● Materials provided:
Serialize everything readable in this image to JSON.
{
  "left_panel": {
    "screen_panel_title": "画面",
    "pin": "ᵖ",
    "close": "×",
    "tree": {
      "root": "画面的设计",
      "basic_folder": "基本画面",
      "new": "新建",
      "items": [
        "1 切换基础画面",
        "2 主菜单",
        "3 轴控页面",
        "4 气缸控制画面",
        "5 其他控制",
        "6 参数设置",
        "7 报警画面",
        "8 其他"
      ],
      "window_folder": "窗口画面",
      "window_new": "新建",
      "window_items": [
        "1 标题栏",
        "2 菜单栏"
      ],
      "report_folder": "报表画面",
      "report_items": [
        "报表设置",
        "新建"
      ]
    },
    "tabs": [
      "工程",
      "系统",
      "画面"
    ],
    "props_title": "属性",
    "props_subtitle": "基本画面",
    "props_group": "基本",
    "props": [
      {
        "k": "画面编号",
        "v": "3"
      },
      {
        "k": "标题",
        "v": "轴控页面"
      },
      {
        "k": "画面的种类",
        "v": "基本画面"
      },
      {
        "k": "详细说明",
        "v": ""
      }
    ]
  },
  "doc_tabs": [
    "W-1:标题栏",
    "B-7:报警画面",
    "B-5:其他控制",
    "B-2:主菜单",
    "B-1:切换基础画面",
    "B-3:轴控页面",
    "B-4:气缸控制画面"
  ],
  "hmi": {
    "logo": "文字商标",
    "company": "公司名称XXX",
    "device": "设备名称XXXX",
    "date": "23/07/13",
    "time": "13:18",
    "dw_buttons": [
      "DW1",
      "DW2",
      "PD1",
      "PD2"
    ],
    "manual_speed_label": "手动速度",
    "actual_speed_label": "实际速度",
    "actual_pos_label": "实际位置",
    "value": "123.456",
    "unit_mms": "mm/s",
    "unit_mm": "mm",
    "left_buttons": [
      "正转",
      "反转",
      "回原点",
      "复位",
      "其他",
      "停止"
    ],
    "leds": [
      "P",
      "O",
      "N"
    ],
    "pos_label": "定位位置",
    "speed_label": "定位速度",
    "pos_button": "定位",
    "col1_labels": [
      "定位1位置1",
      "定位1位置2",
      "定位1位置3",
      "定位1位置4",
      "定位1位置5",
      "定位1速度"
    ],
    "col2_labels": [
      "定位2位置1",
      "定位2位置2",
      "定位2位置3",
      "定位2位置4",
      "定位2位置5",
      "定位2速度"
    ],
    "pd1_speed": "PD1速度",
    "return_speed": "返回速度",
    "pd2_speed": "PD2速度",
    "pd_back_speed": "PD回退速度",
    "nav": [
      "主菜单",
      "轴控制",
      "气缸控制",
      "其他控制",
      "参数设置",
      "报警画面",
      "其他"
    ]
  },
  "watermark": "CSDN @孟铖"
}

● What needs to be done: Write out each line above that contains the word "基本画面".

● Solution for this problem:
      "basic_folder": "基本画面",
    "props_subtitle": "基本画面",
        "v": "基本画面"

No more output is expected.